Racial Identity and American Citizenship in Ralph Ellisonâ€™s Invisible Man
Theorists of nation and nationalism across ages have questioned the mythical dimensions of nationalistic narratives that blurs the history of origins and â€œtransitional social realityâ€ (Bhabha 1) of nations while propagating timeless discourses of â€œuniformity and unityâ€ (Basu 19). Ernest Renan, in 1882, dismisses the claims of a shared language, race or ethnicity of nation-states and calls nationalism a subjective act of â€˜will to live together â€™ while Benedict Anderson, in his book Imagined Communities published in 1983, traces the origins of modern nations to religious congregations, trade, print capitalism and the growth of industrialization. Nationhood is thus, â€œnot an ethno-demographic or ethno-cultural factâ€, but â€œa political claim on peopleâ€™s loyalty, on their attention, on their solidarityâ€ (Brubacker 116). Renan had correctly dismissed the possibility of a universal domination by a monarch or a nation since the formation of nation-states as we know today because, as Brubacker points out, in spite of the post-modernist celebration of post-nationality and globalisation under the unifying influences of Multi-National Companies, nations have, more than ever before, invented â€œsophisticated technologies of identification, surveillance and controlâ€ which regulates the lives of its citizens as well as that of the immigrants or foreigners.
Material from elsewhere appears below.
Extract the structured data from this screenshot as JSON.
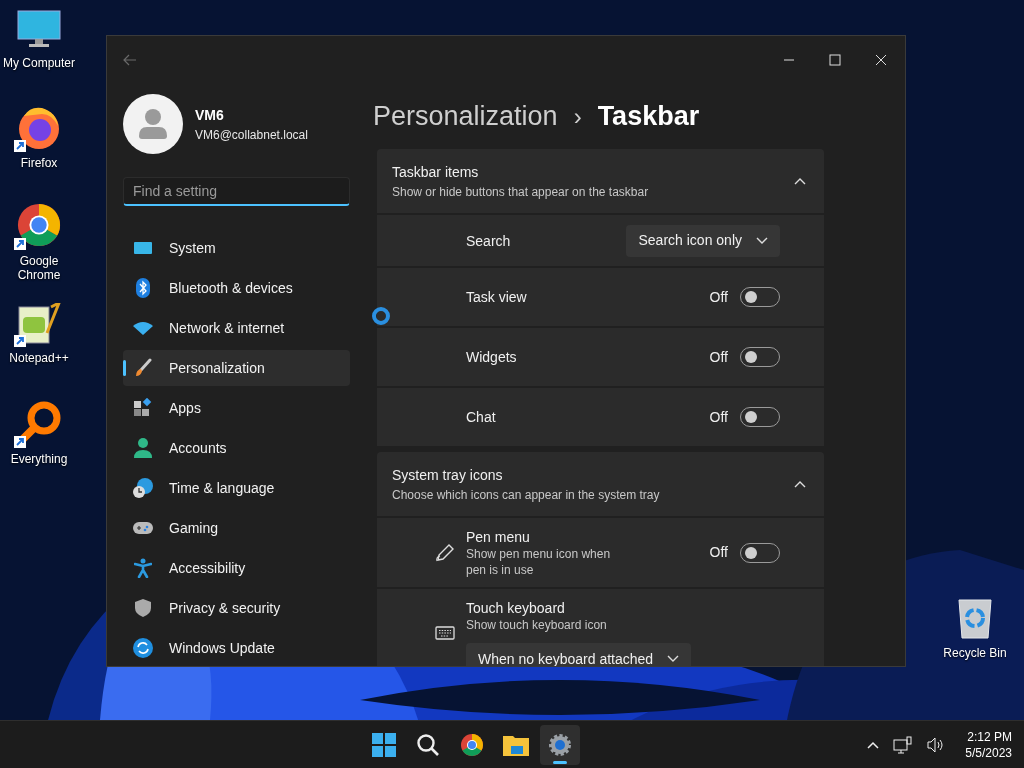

Thus today, it has become an indispensable presence which governs our personal and social lives.